Companies mesur.io, Neoflow and Transmute exchanged supply chain data with CBP, as part of the Science and Technology Directorate (S&T) Silicon Valley Innovation Program’s (SVIP) Preventing Forgery & Counterfeiting of Certificates and Licenses topic call. That call had sought companies to push technologies for World-Wide Web Consortium (W3C) Verifiable Credential Data Model (VCDM), Linked Data (JSON-LD) and W3C Decentralized Identifiers (DIDs) standards, as a way to improve global interoperability, traceability, security and automation of international trade.

“This real-time testing with CBP demonstrated the maturity of the standards, the commercial readiness of the startup’s technology platforms and their ability to support CBP’s trade modernization efforts,” Melissa Oh, SVIP managing director, said.
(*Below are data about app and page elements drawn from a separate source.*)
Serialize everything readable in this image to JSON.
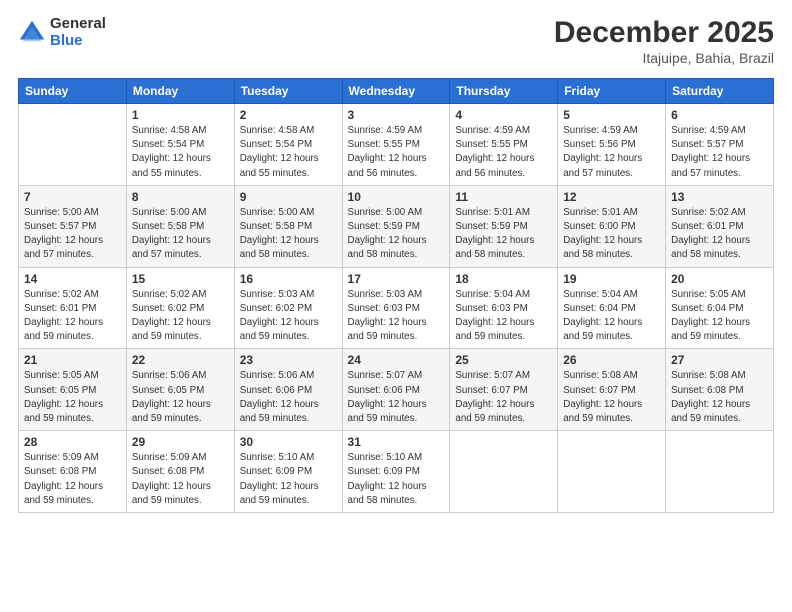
{
  "logo": {
    "general": "General",
    "blue": "Blue"
  },
  "header": {
    "month": "December 2025",
    "location": "Itajuipe, Bahia, Brazil"
  },
  "days_of_week": [
    "Sunday",
    "Monday",
    "Tuesday",
    "Wednesday",
    "Thursday",
    "Friday",
    "Saturday"
  ],
  "weeks": [
    [
      {
        "day": "",
        "content": ""
      },
      {
        "day": "1",
        "content": "Sunrise: 4:58 AM\nSunset: 5:54 PM\nDaylight: 12 hours\nand 55 minutes."
      },
      {
        "day": "2",
        "content": "Sunrise: 4:58 AM\nSunset: 5:54 PM\nDaylight: 12 hours\nand 55 minutes."
      },
      {
        "day": "3",
        "content": "Sunrise: 4:59 AM\nSunset: 5:55 PM\nDaylight: 12 hours\nand 56 minutes."
      },
      {
        "day": "4",
        "content": "Sunrise: 4:59 AM\nSunset: 5:55 PM\nDaylight: 12 hours\nand 56 minutes."
      },
      {
        "day": "5",
        "content": "Sunrise: 4:59 AM\nSunset: 5:56 PM\nDaylight: 12 hours\nand 57 minutes."
      },
      {
        "day": "6",
        "content": "Sunrise: 4:59 AM\nSunset: 5:57 PM\nDaylight: 12 hours\nand 57 minutes."
      }
    ],
    [
      {
        "day": "7",
        "content": "Sunrise: 5:00 AM\nSunset: 5:57 PM\nDaylight: 12 hours\nand 57 minutes."
      },
      {
        "day": "8",
        "content": "Sunrise: 5:00 AM\nSunset: 5:58 PM\nDaylight: 12 hours\nand 57 minutes."
      },
      {
        "day": "9",
        "content": "Sunrise: 5:00 AM\nSunset: 5:58 PM\nDaylight: 12 hours\nand 58 minutes."
      },
      {
        "day": "10",
        "content": "Sunrise: 5:00 AM\nSunset: 5:59 PM\nDaylight: 12 hours\nand 58 minutes."
      },
      {
        "day": "11",
        "content": "Sunrise: 5:01 AM\nSunset: 5:59 PM\nDaylight: 12 hours\nand 58 minutes."
      },
      {
        "day": "12",
        "content": "Sunrise: 5:01 AM\nSunset: 6:00 PM\nDaylight: 12 hours\nand 58 minutes."
      },
      {
        "day": "13",
        "content": "Sunrise: 5:02 AM\nSunset: 6:01 PM\nDaylight: 12 hours\nand 58 minutes."
      }
    ],
    [
      {
        "day": "14",
        "content": "Sunrise: 5:02 AM\nSunset: 6:01 PM\nDaylight: 12 hours\nand 59 minutes."
      },
      {
        "day": "15",
        "content": "Sunrise: 5:02 AM\nSunset: 6:02 PM\nDaylight: 12 hours\nand 59 minutes."
      },
      {
        "day": "16",
        "content": "Sunrise: 5:03 AM\nSunset: 6:02 PM\nDaylight: 12 hours\nand 59 minutes."
      },
      {
        "day": "17",
        "content": "Sunrise: 5:03 AM\nSunset: 6:03 PM\nDaylight: 12 hours\nand 59 minutes."
      },
      {
        "day": "18",
        "content": "Sunrise: 5:04 AM\nSunset: 6:03 PM\nDaylight: 12 hours\nand 59 minutes."
      },
      {
        "day": "19",
        "content": "Sunrise: 5:04 AM\nSunset: 6:04 PM\nDaylight: 12 hours\nand 59 minutes."
      },
      {
        "day": "20",
        "content": "Sunrise: 5:05 AM\nSunset: 6:04 PM\nDaylight: 12 hours\nand 59 minutes."
      }
    ],
    [
      {
        "day": "21",
        "content": "Sunrise: 5:05 AM\nSunset: 6:05 PM\nDaylight: 12 hours\nand 59 minutes."
      },
      {
        "day": "22",
        "content": "Sunrise: 5:06 AM\nSunset: 6:05 PM\nDaylight: 12 hours\nand 59 minutes."
      },
      {
        "day": "23",
        "content": "Sunrise: 5:06 AM\nSunset: 6:06 PM\nDaylight: 12 hours\nand 59 minutes."
      },
      {
        "day": "24",
        "content": "Sunrise: 5:07 AM\nSunset: 6:06 PM\nDaylight: 12 hours\nand 59 minutes."
      },
      {
        "day": "25",
        "content": "Sunrise: 5:07 AM\nSunset: 6:07 PM\nDaylight: 12 hours\nand 59 minutes."
      },
      {
        "day": "26",
        "content": "Sunrise: 5:08 AM\nSunset: 6:07 PM\nDaylight: 12 hours\nand 59 minutes."
      },
      {
        "day": "27",
        "content": "Sunrise: 5:08 AM\nSunset: 6:08 PM\nDaylight: 12 hours\nand 59 minutes."
      }
    ],
    [
      {
        "day": "28",
        "content": "Sunrise: 5:09 AM\nSunset: 6:08 PM\nDaylight: 12 hours\nand 59 minutes."
      },
      {
        "day": "29",
        "content": "Sunrise: 5:09 AM\nSunset: 6:08 PM\nDaylight: 12 hours\nand 59 minutes."
      },
      {
        "day": "30",
        "content": "Sunrise: 5:10 AM\nSunset: 6:09 PM\nDaylight: 12 hours\nand 59 minutes."
      },
      {
        "day": "31",
        "content": "Sunrise: 5:10 AM\nSunset: 6:09 PM\nDaylight: 12 hours\nand 58 minutes."
      },
      {
        "day": "",
        "content": ""
      },
      {
        "day": "",
        "content": ""
      },
      {
        "day": "",
        "content": ""
      }
    ]
  ]
}
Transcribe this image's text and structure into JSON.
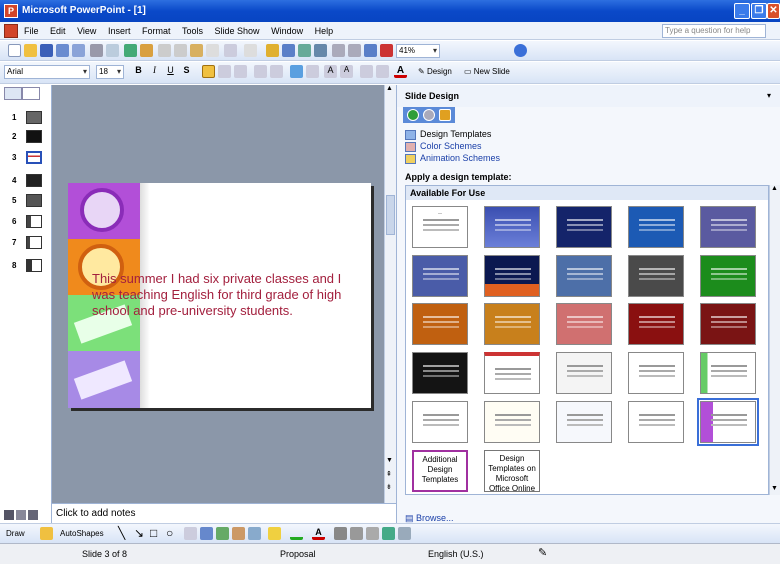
{
  "window": {
    "title": "Microsoft PowerPoint - [1]"
  },
  "menu": {
    "items": [
      "File",
      "Edit",
      "View",
      "Insert",
      "Format",
      "Tools",
      "Slide Show",
      "Window",
      "Help"
    ],
    "help_placeholder": "Type a question for help"
  },
  "toolbar": {
    "zoom": "41%",
    "font": "Arial",
    "font_size": "18",
    "bold": "B",
    "italic": "I",
    "underline": "U",
    "shadow": "S",
    "design_label": "Design",
    "new_slide_label": "New Slide"
  },
  "thumbnails": {
    "numbers": [
      "1",
      "2",
      "3",
      "4",
      "5",
      "6",
      "7",
      "8"
    ],
    "selected": "3"
  },
  "slide": {
    "text": "This summer I had six private classes and I was teaching English for third grade of high school and pre-university students."
  },
  "notes": {
    "placeholder": "Click to add notes"
  },
  "taskpane": {
    "title": "Slide Design",
    "links": [
      "Design Templates",
      "Color Schemes",
      "Animation Schemes"
    ],
    "apply_title": "Apply a design template:",
    "available_header": "Available For Use",
    "additional_label": "Additional Design Templates",
    "online_label": "Design Templates on Microsoft Office Online",
    "browse": "Browse..."
  },
  "drawbar": {
    "draw_label": "Draw",
    "autoshapes_label": "AutoShapes"
  },
  "status": {
    "slide": "Slide 3 of 8",
    "design": "Proposal",
    "language": "English (U.S.)"
  }
}
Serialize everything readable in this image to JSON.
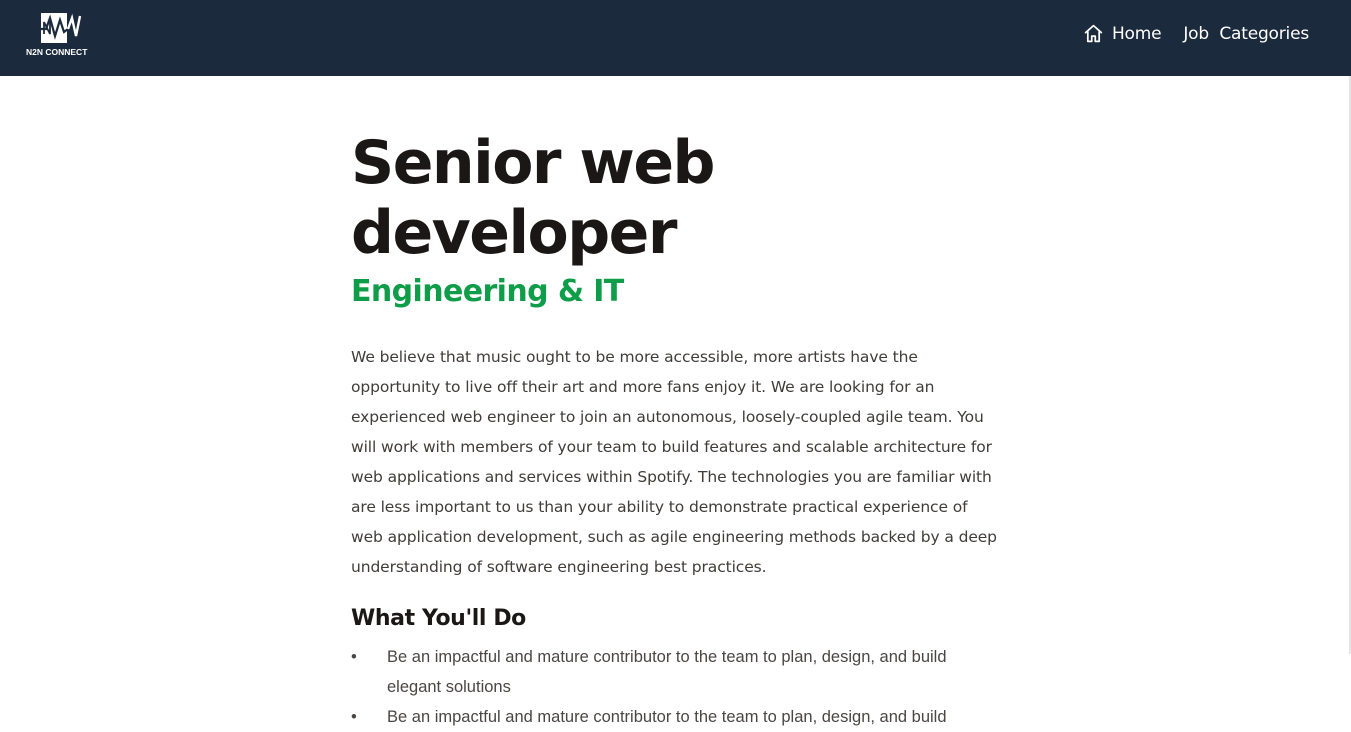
{
  "brand": {
    "name": "N2N CONNECT",
    "mark": "N2N"
  },
  "nav": {
    "home_label": "Home",
    "home_icon": "home-icon",
    "categories_label": "Job  Categories"
  },
  "colors": {
    "header_bg": "#1b2a3d",
    "category_green": "#0f9d49",
    "title_text": "#1a1716",
    "body_text": "#403c3a"
  },
  "job": {
    "title": "Senior web developer",
    "category": "Engineering & IT",
    "description": "We believe that music ought to be more accessible, more artists have the opportunity to live off their art and more fans enjoy it. We are looking for an experienced web engineer to join an autonomous, loosely-coupled agile team. You will work with members of your team to build features and scalable architecture for web applications and services within Spotify. The technologies you are familiar with are less important to us than your ability to demonstrate practical experience of web application development, such as agile engineering methods backed by a deep understanding of software engineering best practices.",
    "section_heading": "What You'll Do",
    "duties": [
      "Be an impactful and mature contributor to the team to plan, design, and build elegant solutions",
      "Be an impactful and mature contributor to the team to plan, design, and build"
    ]
  }
}
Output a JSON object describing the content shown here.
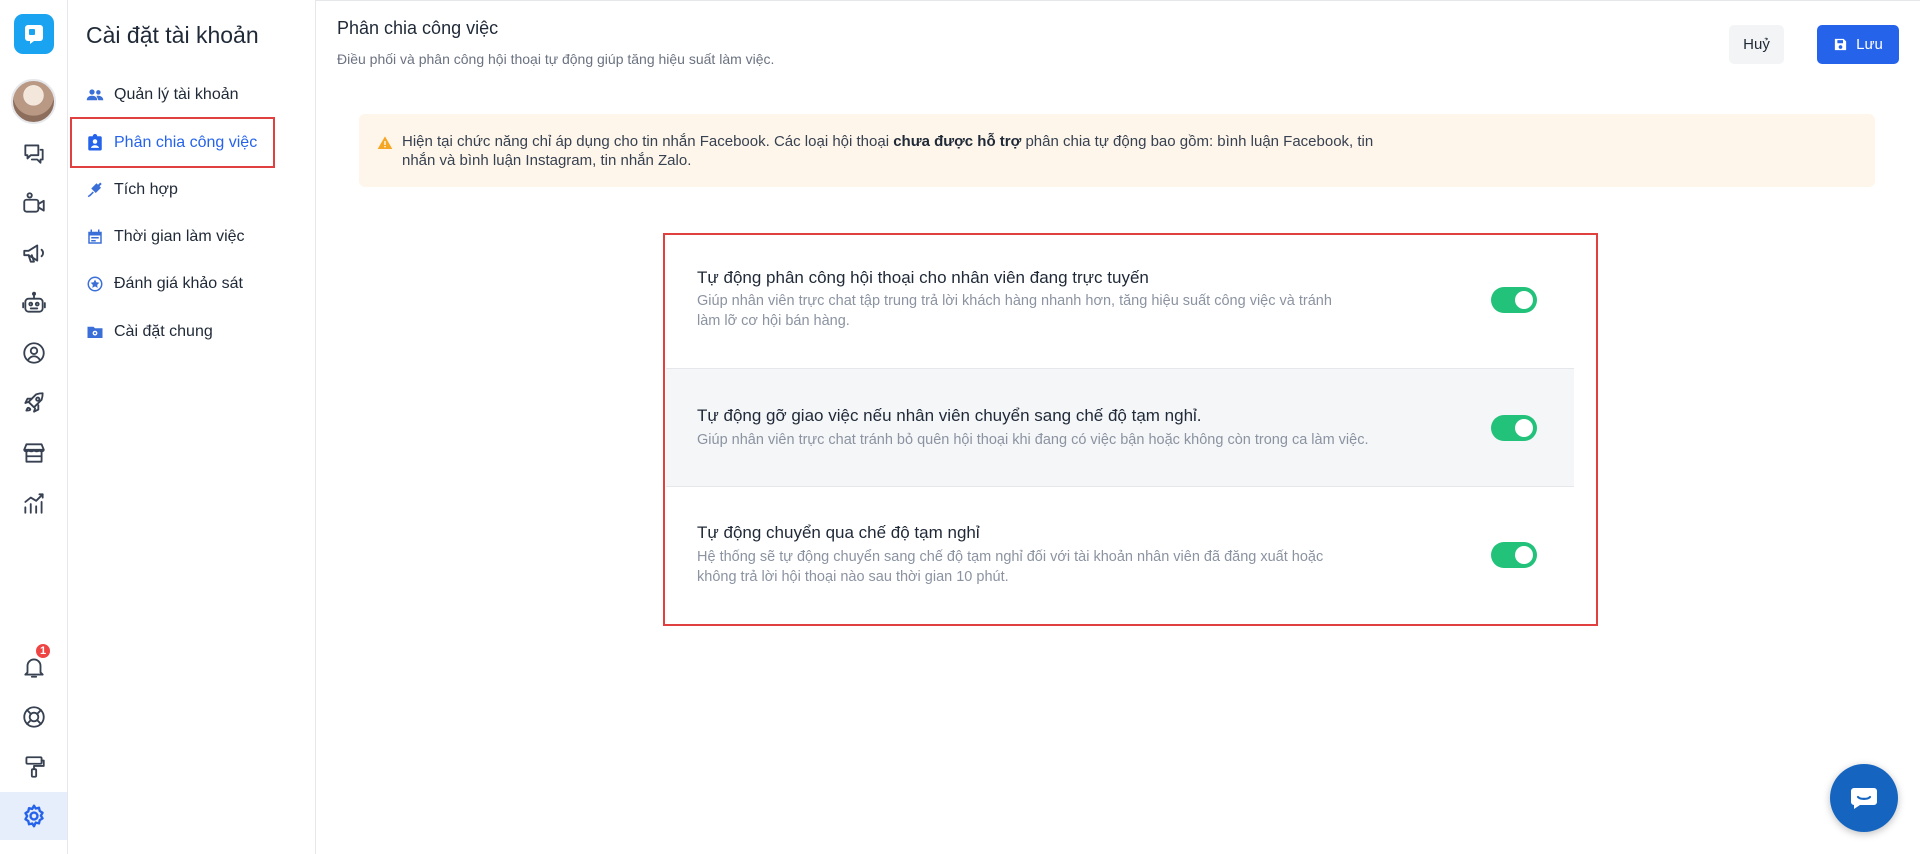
{
  "sidenav": {
    "title": "Cài đặt tài khoản",
    "items": [
      {
        "label": "Quản lý tài khoản",
        "icon": "users-icon"
      },
      {
        "label": "Phân chia công việc",
        "icon": "assignment-icon",
        "active": true
      },
      {
        "label": "Tích hợp",
        "icon": "plug-icon"
      },
      {
        "label": "Thời gian làm việc",
        "icon": "calendar-icon"
      },
      {
        "label": "Đánh giá khảo sát",
        "icon": "survey-icon"
      },
      {
        "label": "Cài đặt chung",
        "icon": "folder-settings-icon"
      }
    ]
  },
  "rail": {
    "notification_count": "1",
    "icons": [
      "app-logo-icon",
      "avatar",
      "chat-icon",
      "video-icon",
      "megaphone-icon",
      "bot-icon",
      "contact-icon",
      "rocket-icon",
      "store-icon",
      "analytics-icon",
      "bell-icon",
      "help-icon",
      "paint-roller-icon",
      "gear-icon"
    ]
  },
  "header": {
    "title": "Phân chia công việc",
    "subtitle": "Điều phối và phân công hội thoại tự động giúp tăng hiệu suất làm việc.",
    "cancel_label": "Huỷ",
    "save_label": "Lưu"
  },
  "alert": {
    "text_before": "Hiện tại chức năng chỉ áp dụng cho tin nhắn Facebook. Các loại hội thoại ",
    "text_bold": "chưa được hỗ trợ",
    "text_after": " phân chia tự động bao gồm: bình luận Facebook, tin nhắn và bình luận Instagram, tin nhắn Zalo."
  },
  "settings": [
    {
      "title": "Tự động phân công hội thoại cho nhân viên đang trực tuyến",
      "description": "Giúp nhân viên trực chat tập trung trả lời khách hàng nhanh hơn, tăng hiệu suất công việc và tránh làm lỡ cơ hội bán hàng.",
      "enabled": true
    },
    {
      "title": "Tự động gỡ giao việc nếu nhân viên chuyển sang chế độ tạm nghỉ.",
      "description": "Giúp nhân viên trực chat tránh bỏ quên hội thoại khi đang có việc bận hoặc không còn trong ca làm việc.",
      "enabled": true
    },
    {
      "title": "Tự động chuyển qua chế độ tạm nghỉ",
      "description": "Hệ thống sẽ tự động chuyển sang chế độ tạm nghỉ đối với tài khoản nhân viên đã đăng xuất hoặc không trả lời hội thoại nào sau thời gian 10 phút.",
      "enabled": true
    }
  ],
  "colors": {
    "primary": "#2563eb",
    "toggle_on": "#22c27a",
    "alert_bg": "#fef6ea",
    "highlight": "#e0403f"
  }
}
Testing followed three years of work undertaken in collaboration with CBP and SVIP. Together, they developed and implemented global standards and contributed to the creation and definition W3C Credential Community Group (CCG) traceability vocabularies and set up open, royalty-free, free-to-use application programming interfaces (APIs).

That said, each company focused on a different area, more tailored to their expertise. Mesur.io concentrated on agriculture and food safety, Neoflow targeted oil and natural gas, and Transmute tackled steel and e-commerce.